*** Data under study ***
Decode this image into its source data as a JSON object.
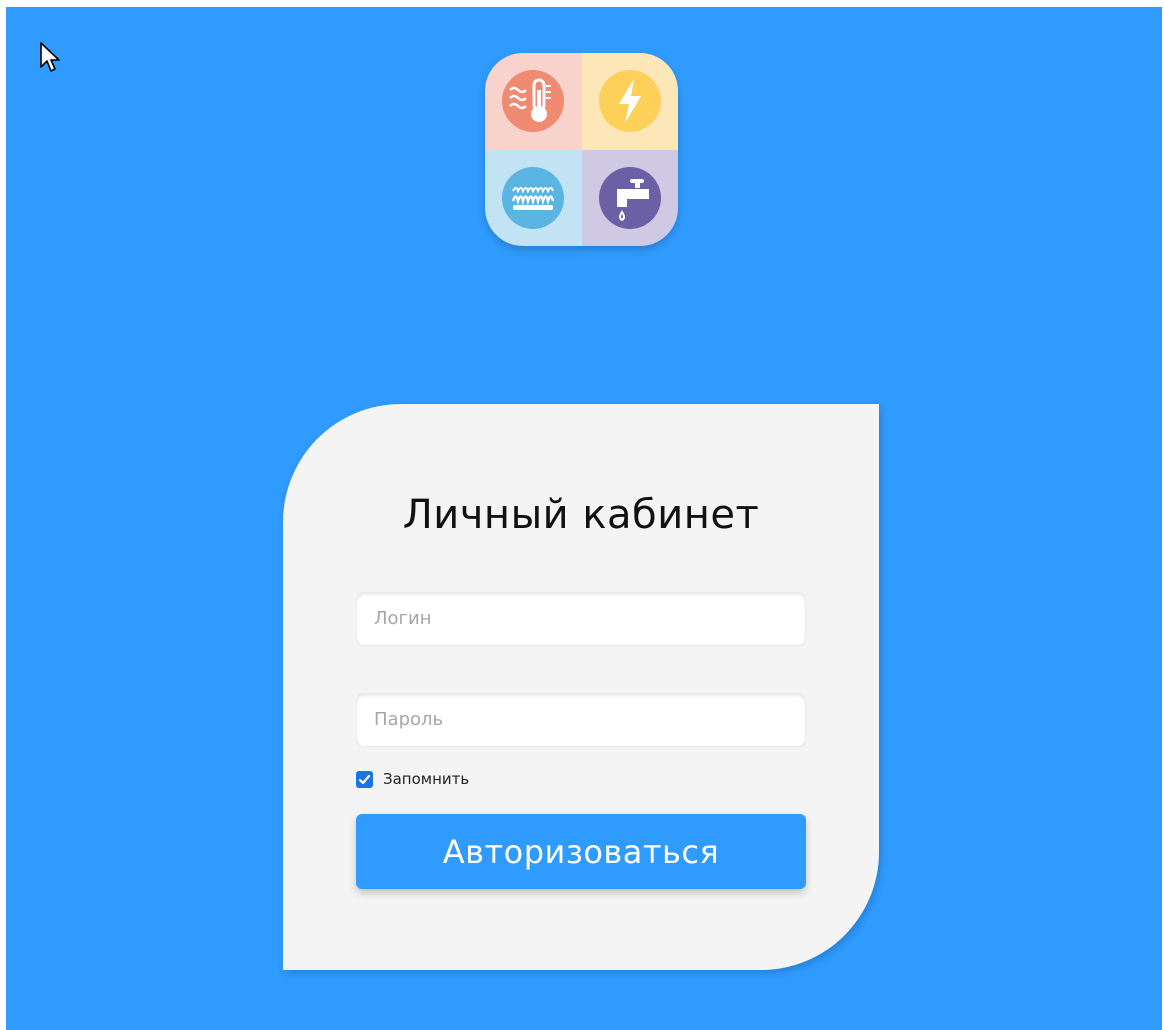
{
  "app": {
    "logo_icons": [
      "thermometer-icon",
      "lightning-icon",
      "gas-flame-icon",
      "water-tap-icon"
    ],
    "colors": {
      "background": "#2f9bff",
      "card": "#f4f4f4",
      "heat": "#f08a72",
      "power": "#fdd05a",
      "gas": "#5ab5e2",
      "water": "#6b5fa6",
      "accent": "#2f9bff"
    }
  },
  "login": {
    "title": "Личный кабинет",
    "login_field": {
      "placeholder": "Логин",
      "value": ""
    },
    "password_field": {
      "placeholder": "Пароль",
      "value": ""
    },
    "remember": {
      "label": "Запомнить",
      "checked": true
    },
    "submit_label": "Авторизоваться"
  }
}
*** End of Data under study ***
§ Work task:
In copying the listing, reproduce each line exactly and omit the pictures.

§ Finished task:
Decode this image into its source data as a JSON object.
{
  "app": {
    "logo_icons": [
      "thermometer-icon",
      "lightning-icon",
      "gas-flame-icon",
      "water-tap-icon"
    ],
    "colors": {
      "background": "#2f9bff",
      "card": "#f4f4f4",
      "heat": "#f08a72",
      "power": "#fdd05a",
      "gas": "#5ab5e2",
      "water": "#6b5fa6",
      "accent": "#2f9bff"
    }
  },
  "login": {
    "title": "Личный кабинет",
    "login_field": {
      "placeholder": "Логин",
      "value": ""
    },
    "password_field": {
      "placeholder": "Пароль",
      "value": ""
    },
    "remember": {
      "label": "Запомнить",
      "checked": true
    },
    "submit_label": "Авторизоваться"
  }
}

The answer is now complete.